The contribution to Oberlin for which he will be remembered best is his creation of our study-abroad program in Córdoba, Spain, known as PRESHCO (Programa de Estudios Hispánicos en Córdoba). In this endeavor, Fernando integrated his personal knowledge of Spain, his business experience, his academic passions, and his international connections to mastermind one of the most successful and longest ongoing programs of study-abroad at Oberlin. Similarly, Fernando worked to secure the successful operation of a winter-term program in Guadalajara, Mexico, which he directed for many years.
Also to his credit is the establishment of the Comparative Literature Program. He repeatedly served as chair of comparative literature, working diligently and imaginatively to develop this major at Oberlin.
Alongside hard work, Fernando also prized humor and had a keen sense of the absurd.

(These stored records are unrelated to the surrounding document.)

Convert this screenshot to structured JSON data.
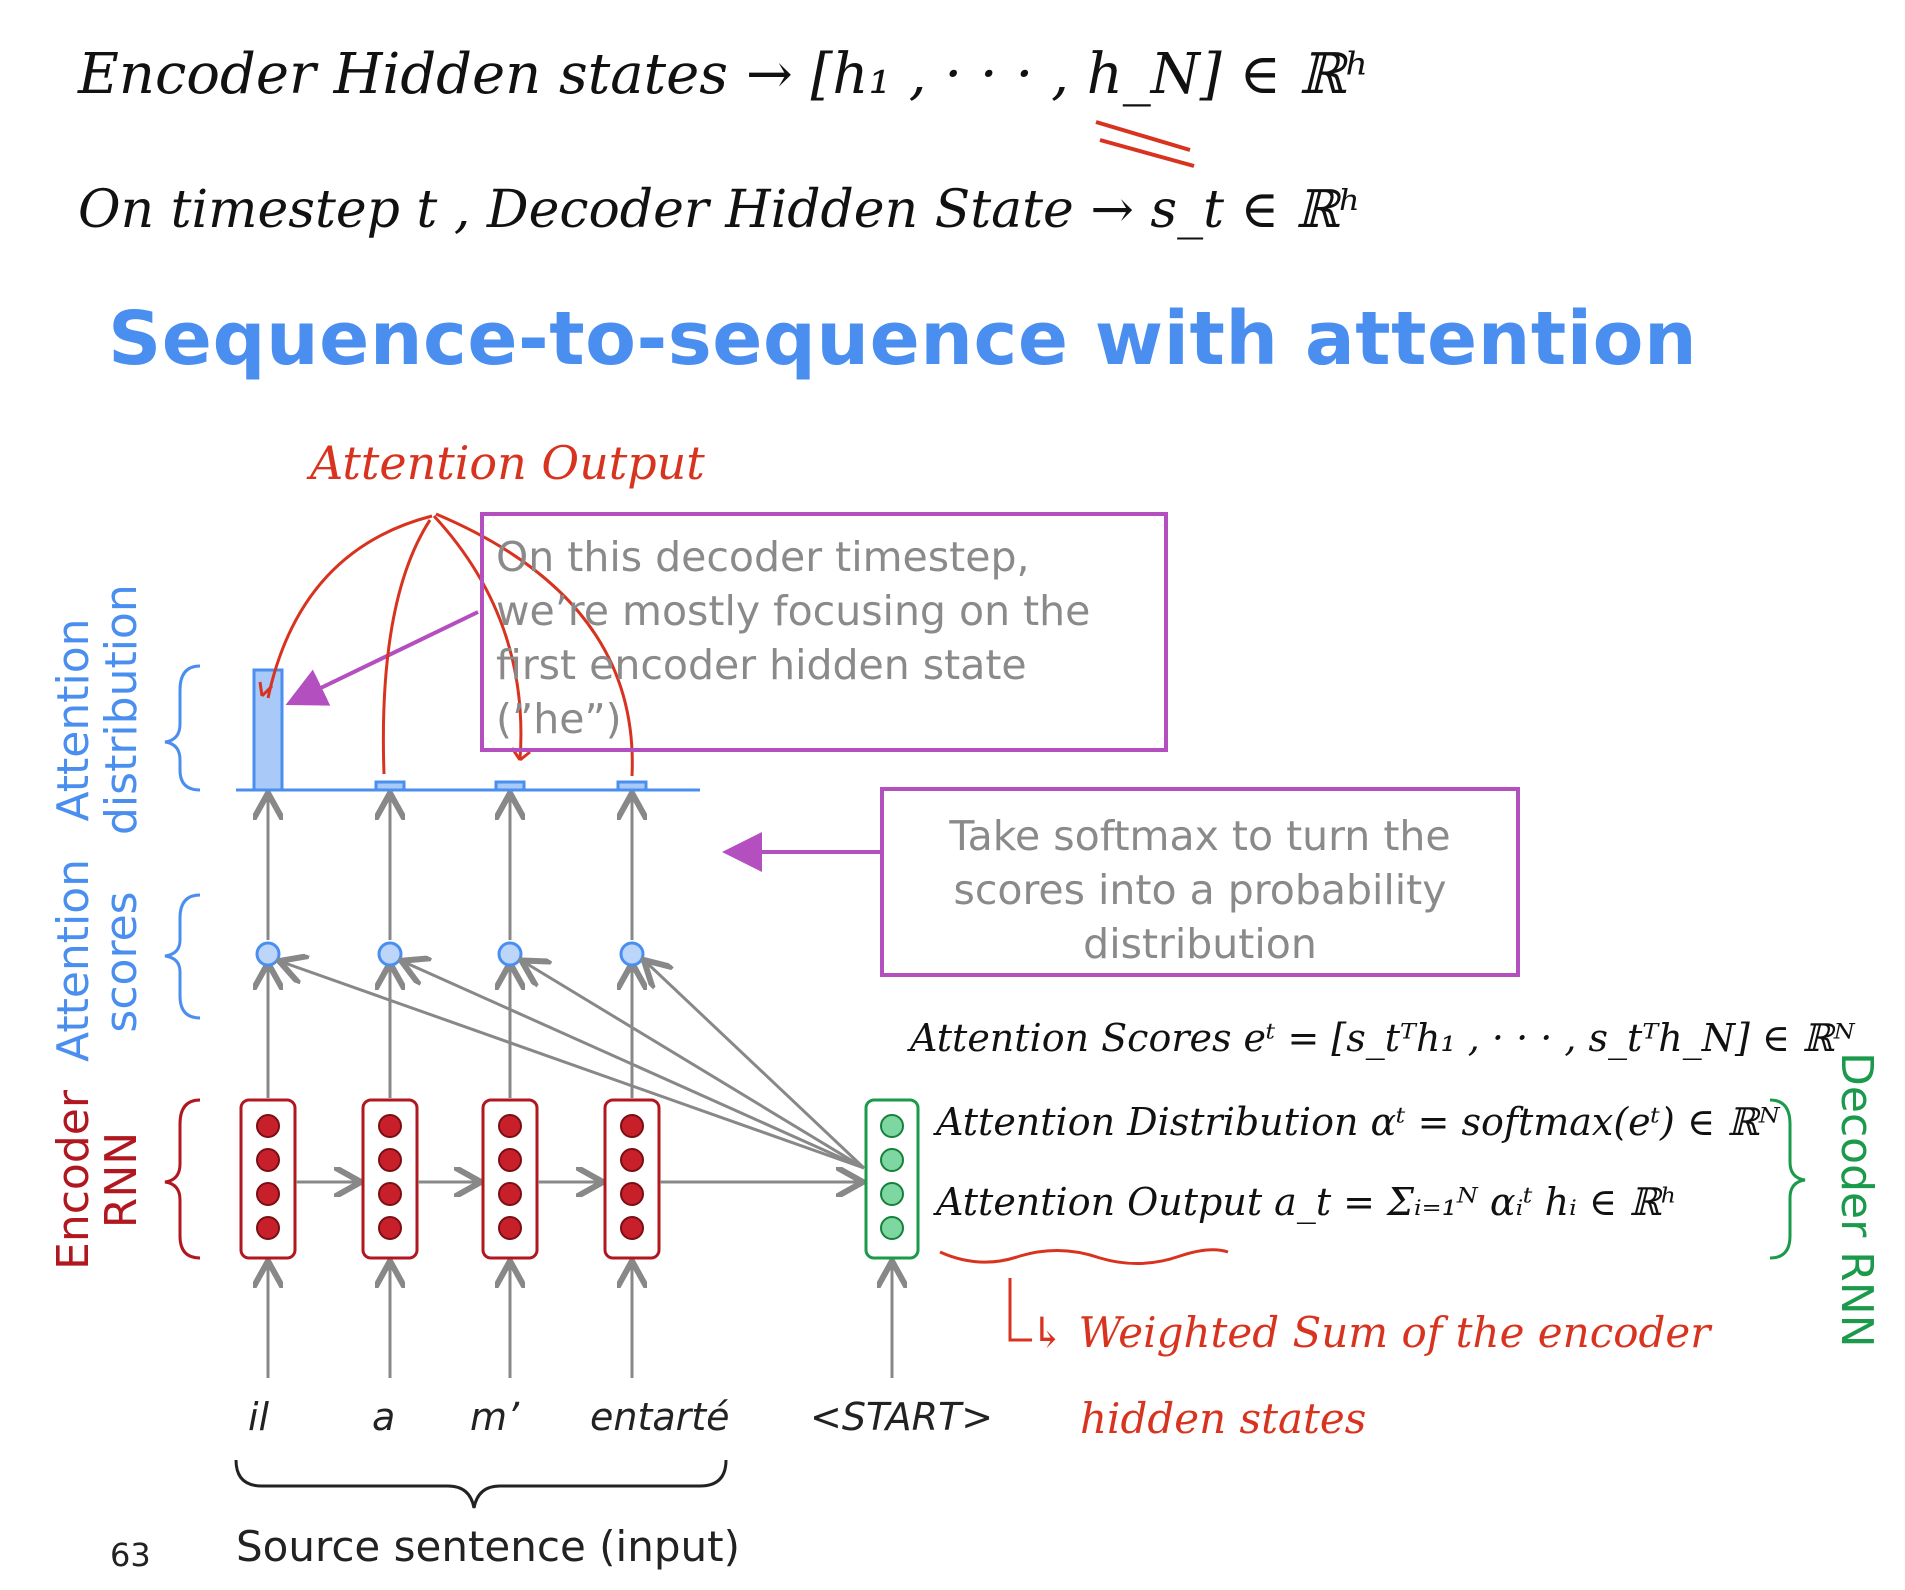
{
  "handwritten_top": {
    "line1": "Encoder Hidden states → [h₁ , · · · , h_N] ∈ ℝʰ",
    "line2": "On timestep t , Decoder Hidden State → s_t ∈ ℝʰ"
  },
  "slide": {
    "title": "Sequence-to-sequence with attention",
    "page_number": "63",
    "callout_focus": "On this decoder timestep, we’re mostly focusing on the first encoder hidden state (”he”)",
    "callout_softmax": "Take softmax to turn the scores into a probability distribution",
    "labels": {
      "attention_distribution": [
        "Attention",
        "distribution"
      ],
      "attention_scores": [
        "Attention",
        "scores"
      ],
      "encoder_rnn": [
        "Encoder",
        "RNN"
      ],
      "decoder_rnn": "Decoder RNN"
    },
    "source_words": [
      "il",
      "a",
      "m’",
      "entarté"
    ],
    "decoder_input": "<START>",
    "source_caption": "Source sentence (input)",
    "attention_distribution_values": [
      0.76,
      0.04,
      0.04,
      0.04
    ]
  },
  "handwritten_notes": {
    "attention_output_label": "Attention Output",
    "scores_eq": "Attention Scores  eᵗ = [s_tᵀh₁ , · · · , s_tᵀh_N] ∈ ℝᴺ",
    "distribution_eq": "Attention Distribution  αᵗ = softmax(eᵗ) ∈ ℝᴺ",
    "output_eq": "Attention Output  a_t = Σᵢ₌₁ᴺ αᵢᵗ hᵢ ∈ ℝʰ",
    "weighted_sum": "↳ Weighted Sum of the encoder",
    "weighted_sum_2": "hidden states"
  },
  "colors": {
    "title": "#4a8ff0",
    "attention_blue": "#4a8ff0",
    "encoder_red": "#b0171f",
    "decoder_green": "#1a9a4a",
    "callout_border": "#b34fbf",
    "annotation_red": "#d8331f",
    "ink_black": "#111111"
  }
}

As one colleague observed, "He was often comically indignant about what he regarded as some insufferable cultural absurdity perpetrated by fools, usually Americans, who were not as Spanish as he in their attitude." What this fellow faculty member may not have seen was that Fernando was equally critical and even impatient with outdated aspects of Spanish culture and with arrogant Spaniards. He understood irony well.
His inability to suffer fools coincided with his ability to attract the more brilliant students in Spanish, who remember him fondly and who often understood Fernando better than did some of his own colleagues. Friends in Oberlin today recall his stories, his laughter, and his jokes at parties. They also remember his thoughtful meals, and his ability and readiness to dance a paso doble, a waltz, or a tango with a willing partner.

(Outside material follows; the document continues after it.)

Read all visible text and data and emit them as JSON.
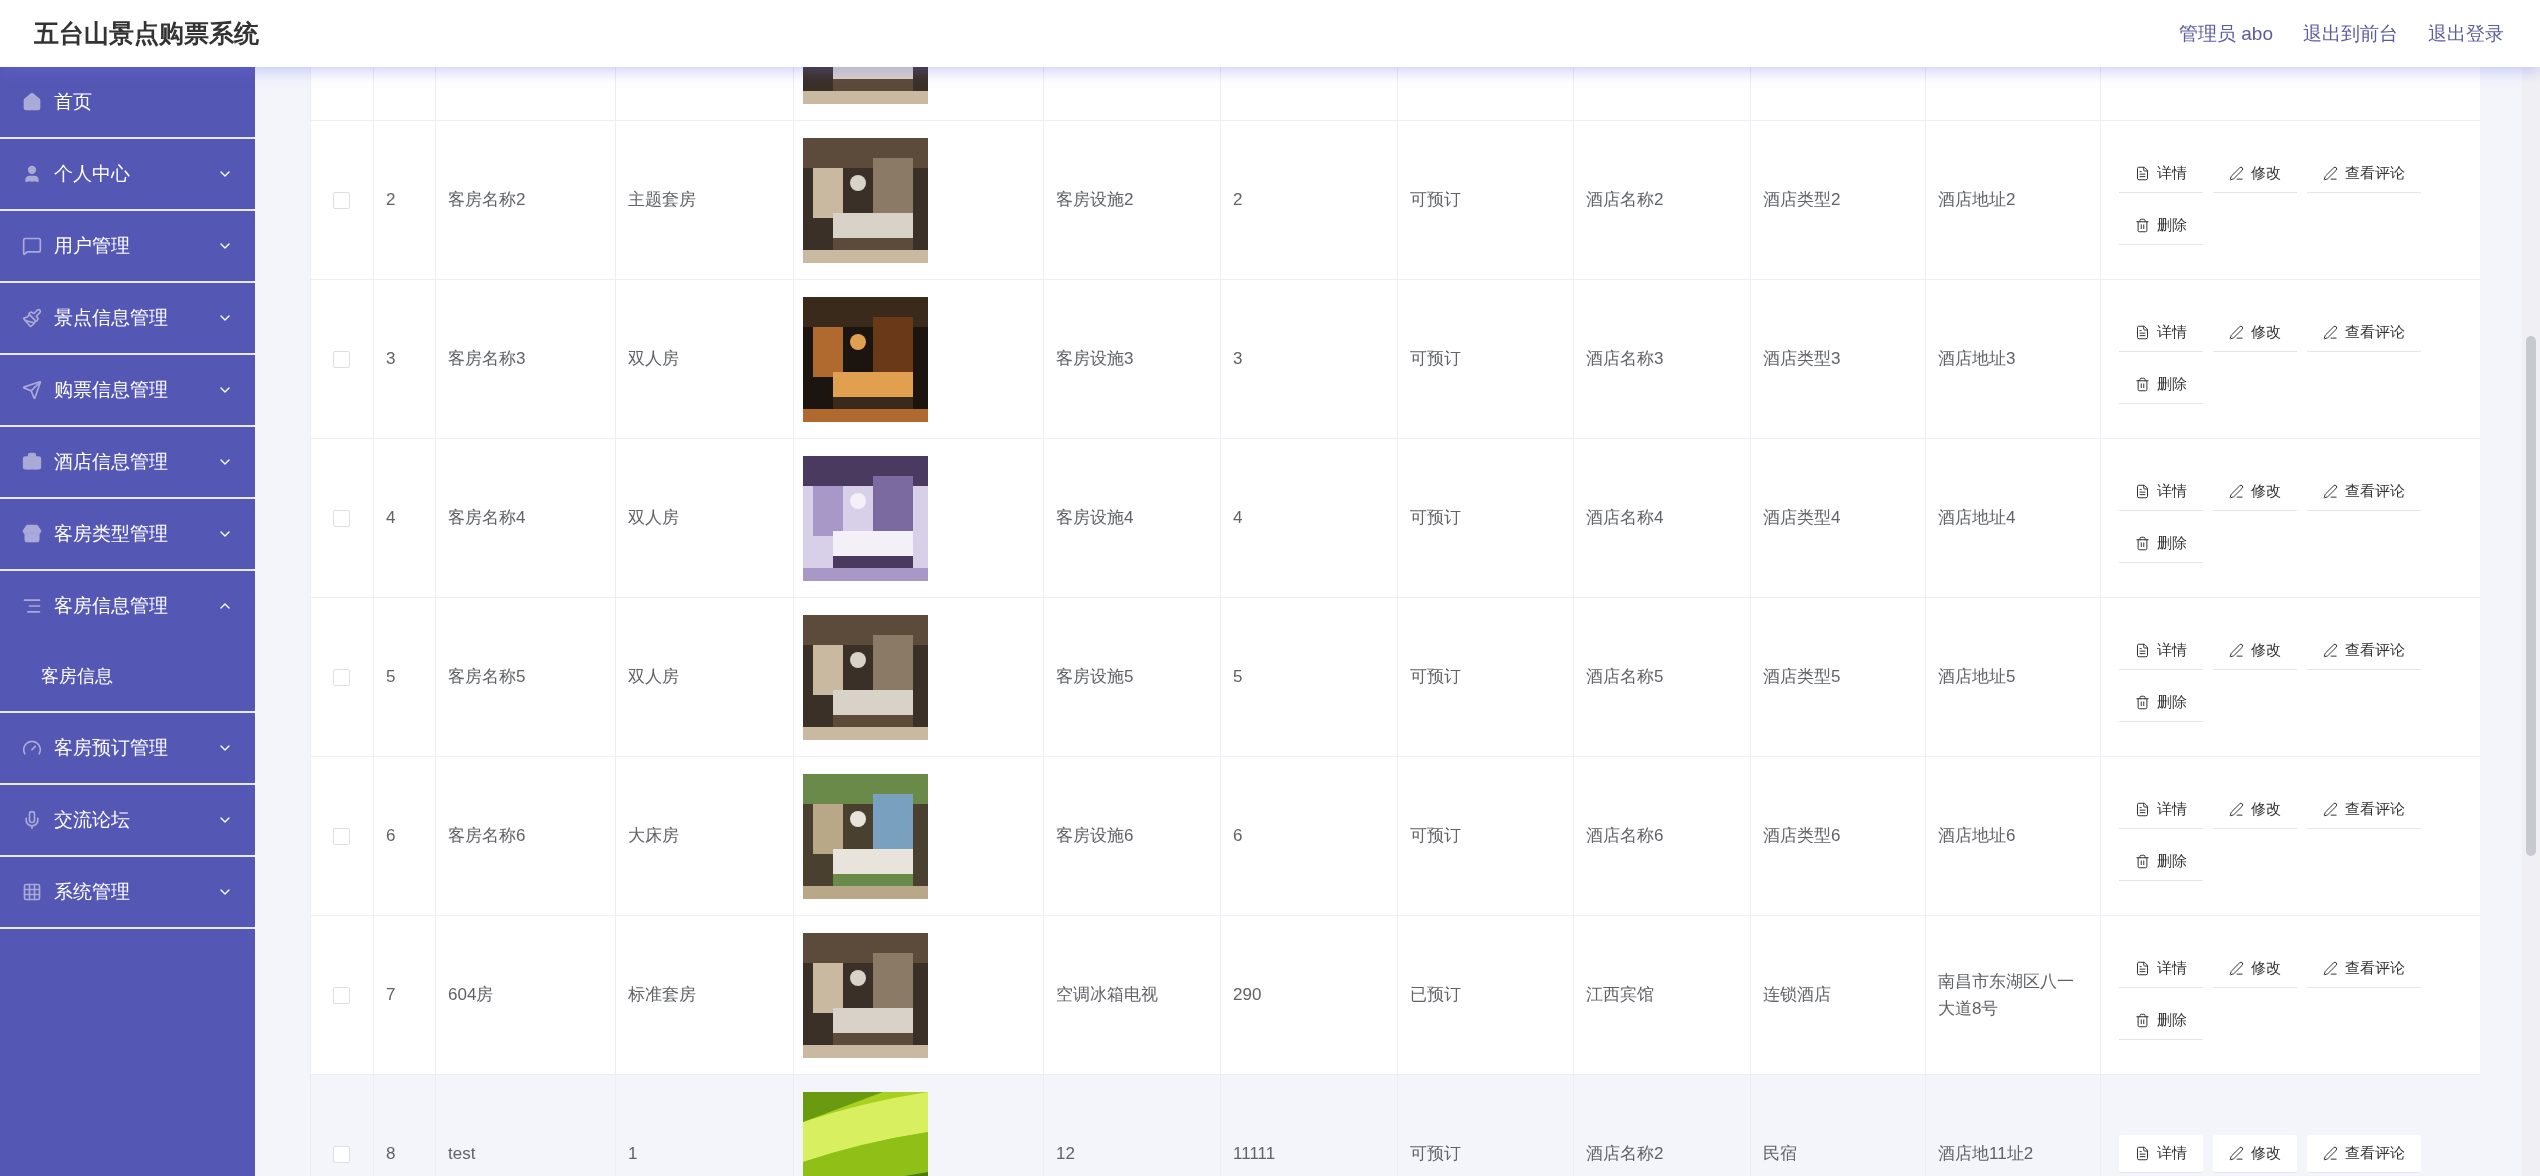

After his retirement from Oberlin in 1997 Fernando moved to Florida, where he happily and solitarily worked on his fiction, traveling occasionally and visiting his two daughters and grandchildren. Despite his struggle with cancer in his last years, he continued to "refashion" himself, remaining always elegant, and always lucid.
Ana C. Cara is a professor of Hispanic studies at Oberlin. This Memorial Minute was adopted by a standing vote of the General Faculty of Oberlin College on February 20, 2008.
Barbara Seaman, a writer and women’s health advocate who early on challenged the safety of the birth control pill and hormone replacement therapy, died February 27, 2008, at her home in New York City. Ms. Seaman, who once told OAM that she "drifted through writing courses at Oberlin and stalled at the sciences," wrote the 1969 groundbreaking book, The Doctors’ Case Against the Pill, which cautioned about the pill’s then little-known side effects, such as heart attacks, strokes, and depression. In 1975, she co-founded the National Women’s Health Network, an advocacy/watchdog group that fought to give women the right to information about medical treatments and alternatives. Her work led to congressional hearings in 1970 that resulted in warning labels and patient-information inserts for birth control pills.
Diagnosed with lung cancer last year, Ms. Seaman wrote the following statement with her doctor and friend, Diane Meier ’73, just four days before her death: "Barbara sought palliative care from Diane, whom she met in 1973 at Oberlin College. Palliative care allowed Barbara to remain at home, complete two books, send six boxes of archives on women’s health to the Schlesinger Library at Harvard, and be comfortable and in total control of her time and life for many months. Barbara lived fully as herself and as an author to the end of her life, defined by herself, her family, and her work, and not by her illness."
Ms. Seaman is survived by two daughters, including Shira Seaman '83, a son, Noah '79, two sisters, and four grandchildren.